The records are to be copied in their entirety, exactly as given.

*** DATA SHOWN Section Begins ***

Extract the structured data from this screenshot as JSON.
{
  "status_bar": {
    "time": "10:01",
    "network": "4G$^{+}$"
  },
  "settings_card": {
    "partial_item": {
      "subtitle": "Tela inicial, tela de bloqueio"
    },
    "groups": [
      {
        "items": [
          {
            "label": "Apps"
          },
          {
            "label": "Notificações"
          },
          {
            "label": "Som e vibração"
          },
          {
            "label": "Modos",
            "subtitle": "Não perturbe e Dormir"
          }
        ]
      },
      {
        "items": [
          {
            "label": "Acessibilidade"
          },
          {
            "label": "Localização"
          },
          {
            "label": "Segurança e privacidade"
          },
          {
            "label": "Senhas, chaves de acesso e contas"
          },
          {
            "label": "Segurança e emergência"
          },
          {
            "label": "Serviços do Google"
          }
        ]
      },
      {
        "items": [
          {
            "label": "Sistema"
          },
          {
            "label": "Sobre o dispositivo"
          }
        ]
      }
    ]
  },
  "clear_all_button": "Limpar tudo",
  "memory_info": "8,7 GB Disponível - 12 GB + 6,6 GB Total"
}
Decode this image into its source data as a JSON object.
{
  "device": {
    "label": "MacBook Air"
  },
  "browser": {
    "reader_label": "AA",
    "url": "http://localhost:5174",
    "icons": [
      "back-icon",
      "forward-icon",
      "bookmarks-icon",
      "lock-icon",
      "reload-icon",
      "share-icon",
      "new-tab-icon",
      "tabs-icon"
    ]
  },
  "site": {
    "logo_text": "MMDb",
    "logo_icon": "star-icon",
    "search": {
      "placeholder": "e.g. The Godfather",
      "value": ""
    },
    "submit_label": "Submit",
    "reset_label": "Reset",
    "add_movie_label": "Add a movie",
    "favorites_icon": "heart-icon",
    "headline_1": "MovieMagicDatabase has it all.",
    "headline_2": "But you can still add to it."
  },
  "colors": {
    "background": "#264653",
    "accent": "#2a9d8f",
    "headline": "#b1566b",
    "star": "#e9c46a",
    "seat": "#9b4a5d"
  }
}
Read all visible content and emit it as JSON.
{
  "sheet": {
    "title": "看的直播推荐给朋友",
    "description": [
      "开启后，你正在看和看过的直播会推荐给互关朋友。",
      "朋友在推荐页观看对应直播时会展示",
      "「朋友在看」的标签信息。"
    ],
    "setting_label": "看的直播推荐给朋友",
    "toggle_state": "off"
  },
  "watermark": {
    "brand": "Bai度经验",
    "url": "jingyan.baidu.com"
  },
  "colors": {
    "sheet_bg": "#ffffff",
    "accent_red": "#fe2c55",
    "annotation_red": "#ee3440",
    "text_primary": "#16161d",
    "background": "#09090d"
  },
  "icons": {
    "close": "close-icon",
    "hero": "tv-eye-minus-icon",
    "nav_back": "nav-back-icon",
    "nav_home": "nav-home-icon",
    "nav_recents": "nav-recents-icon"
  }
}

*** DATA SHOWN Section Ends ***

TASK RESULT:
Extract the structured data from this screenshot as JSON.
{
  "status_bar": {
    "time": "10:01",
    "network": "4G$^{+}$"
  },
  "settings_card": {
    "partial_item": {
      "subtitle": "Tela inicial, tela de bloqueio"
    },
    "groups": [
      {
        "items": [
          {
            "label": "Apps"
          },
          {
            "label": "Notificações"
          },
          {
            "label": "Som e vibração"
          },
          {
            "label": "Modos",
            "subtitle": "Não perturbe e Dormir"
          }
        ]
      },
      {
        "items": [
          {
            "label": "Acessibilidade"
          },
          {
            "label": "Localização"
          },
          {
            "label": "Segurança e privacidade"
          },
          {
            "label": "Senhas, chaves de acesso e contas"
          },
          {
            "label": "Segurança e emergência"
          },
          {
            "label": "Serviços do Google"
          }
        ]
      },
      {
        "items": [
          {
            "label": "Sistema"
          },
          {
            "label": "Sobre o dispositivo"
          }
        ]
      }
    ]
  },
  "clear_all_button": "Limpar tudo",
  "memory_info": "8,7 GB Disponível - 12 GB + 6,6 GB Total"
}
Decode this image into its source data as a JSON object.
{
  "device": {
    "label": "MacBook Air"
  },
  "browser": {
    "reader_label": "AA",
    "url": "http://localhost:5174",
    "icons": [
      "back-icon",
      "forward-icon",
      "bookmarks-icon",
      "lock-icon",
      "reload-icon",
      "share-icon",
      "new-tab-icon",
      "tabs-icon"
    ]
  },
  "site": {
    "logo_text": "MMDb",
    "logo_icon": "star-icon",
    "search": {
      "placeholder": "e.g. The Godfather",
      "value": ""
    },
    "submit_label": "Submit",
    "reset_label": "Reset",
    "add_movie_label": "Add a movie",
    "favorites_icon": "heart-icon",
    "headline_1": "MovieMagicDatabase has it all.",
    "headline_2": "But you can still add to it."
  },
  "colors": {
    "background": "#264653",
    "accent": "#2a9d8f",
    "headline": "#b1566b",
    "star": "#e9c46a",
    "seat": "#9b4a5d"
  }
}
Read all visible content and emit it as JSON.
{
  "sheet": {
    "title": "看的直播推荐给朋友",
    "description": [
      "开启后，你正在看和看过的直播会推荐给互关朋友。",
      "朋友在推荐页观看对应直播时会展示",
      "「朋友在看」的标签信息。"
    ],
    "setting_label": "看的直播推荐给朋友",
    "toggle_state": "off"
  },
  "watermark": {
    "brand": "Bai度经验",
    "url": "jingyan.baidu.com"
  },
  "colors": {
    "sheet_bg": "#ffffff",
    "accent_red": "#fe2c55",
    "annotation_red": "#ee3440",
    "text_primary": "#16161d",
    "background": "#09090d"
  },
  "icons": {
    "close": "close-icon",
    "hero": "tv-eye-minus-icon",
    "nav_back": "nav-back-icon",
    "nav_home": "nav-home-icon",
    "nav_recents": "nav-recents-icon"
  }
}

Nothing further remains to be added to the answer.